Many cooks like to use a base of bottled mustard under their rub. Bottled mustard is a mix of powdered mustard with water, vinegar, and/or white wine, all mostly water. The amount of mustard powder is so small that by the time the water steams off and drips away, the mustard powder remaining is miniscule. If you want a mustard flavor, you will do much better by simply sprinkling it on the meat. Far more important is what is in the rub than under the rub. So use whatever you want.
Bloom your spices
Toasting many spices amplifies their flavors by releasing their oils and changing chemicals constructions through the maillard effect. So here’s a trick to take your rubs to the next level. Warm a frying pan over medium heat and pour in your spices. Stir or shake them often. Don’t let them sit still for more than 10 seconds or they can burn. It only takes about two minutes to bloom them. You’ll know when the fragrance jumps out at you.
Either pour them out of the hot pan immediately or else they will continue to cook and burn or, if you wish, make a wet rub by adding some oil, not a lot, just enough to make a paste, and turn the heat as low as possible and cook for another minute so the oil will pull out more of the flavor.
Applying a rub
To prevent contaminating your rub with uncooked meat juices, spoon out the proper amount before you start and seal the bottle for future use. Keep your powder dry.
There is a popular myth that you should not rub a rub, that you should sprinkle it on because rubbing it in cuts the surface and juices will run out.
Humbug. There is a reason they are called cuts of meat. Meat is muscle that has been cut to remove it from the bones, fat, and other muscles. The surface has already been in a knife fight and there are gazillions of muscle fibers that have been sliced open. There are also bazillions of microscopic ridges, valleys, cracks, crevices, pits, pockmarks, and pores in the surface. The surface is far from smooth. Rubbing a rub into the surface can’t hurt it one bit. It is not going to lose any more juice than if you just sprinkle it on. And rubbing might just help the meat hold onto the rub better.
To prevent cross-contamination, one hand sprinkles on the rub and the other hand does the rubbing. Don’t put the hand that is rubbing into the powder.
Skip the plastic wrap

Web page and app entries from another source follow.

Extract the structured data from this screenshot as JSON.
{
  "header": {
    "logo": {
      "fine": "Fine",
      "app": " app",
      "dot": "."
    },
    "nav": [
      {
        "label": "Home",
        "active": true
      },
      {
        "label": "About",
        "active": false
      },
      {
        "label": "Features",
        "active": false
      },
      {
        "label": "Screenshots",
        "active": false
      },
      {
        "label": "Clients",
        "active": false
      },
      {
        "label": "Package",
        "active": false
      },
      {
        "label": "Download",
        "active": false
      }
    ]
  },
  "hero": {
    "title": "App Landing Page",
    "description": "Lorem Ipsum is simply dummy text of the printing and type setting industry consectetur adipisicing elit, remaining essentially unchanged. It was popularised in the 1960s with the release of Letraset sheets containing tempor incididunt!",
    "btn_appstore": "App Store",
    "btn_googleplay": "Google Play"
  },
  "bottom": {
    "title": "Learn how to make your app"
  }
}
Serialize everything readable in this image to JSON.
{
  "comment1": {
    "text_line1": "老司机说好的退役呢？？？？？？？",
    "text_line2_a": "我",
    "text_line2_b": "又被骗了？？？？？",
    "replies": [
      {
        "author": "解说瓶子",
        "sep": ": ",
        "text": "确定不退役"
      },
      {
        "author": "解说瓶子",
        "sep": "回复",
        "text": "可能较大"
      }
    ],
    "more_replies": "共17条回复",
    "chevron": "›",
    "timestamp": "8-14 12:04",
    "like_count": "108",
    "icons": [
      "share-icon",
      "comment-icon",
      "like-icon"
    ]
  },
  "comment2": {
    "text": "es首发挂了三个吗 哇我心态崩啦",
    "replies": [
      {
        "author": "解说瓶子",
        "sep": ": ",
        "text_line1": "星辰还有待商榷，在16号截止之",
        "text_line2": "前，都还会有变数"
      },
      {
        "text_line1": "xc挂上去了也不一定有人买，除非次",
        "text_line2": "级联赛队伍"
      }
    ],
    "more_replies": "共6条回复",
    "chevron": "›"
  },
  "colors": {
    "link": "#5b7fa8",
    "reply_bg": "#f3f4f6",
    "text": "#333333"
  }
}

After salting, the best arrangement is on a wire rack over a pan, no wrap. There is nothing about plastic wrap that forces salt or rub molecules into the meat. It is not some sort of vacuum or pressure system. Plastic wrap just gets stuck to the rub and pulls it off when we remove the plastic. Liquid also accumulates in the plastic and washes away some of the spices. If you are dry brining poultry, you actually want airflow around the meat to help desiccate the skin.
In the restaurant world you are required by law to cover or wrap the meat so juices won’t contaminate other foods like veggies. This makes sense, so be very careful if you leave raw meat uncoverd in the fridge. If you wish, a roasting pan with a rack and a dome will work just fine.
If there are odors in the fridge, if there is something really smelly in there, plastic wrap will help keep out the smell, but remember, plastic wrap does not prevent air from entering and exiting, so if there is one of Tony Soprano’s dead friends in your fridge, the smell can penetrate most plastic wraps.
Otherwise, just leave the meat nekkid on a rack in a pan on the bottom shelf of the fridge. If you feel safer wrapping, go ahead. It really won’t hurt much.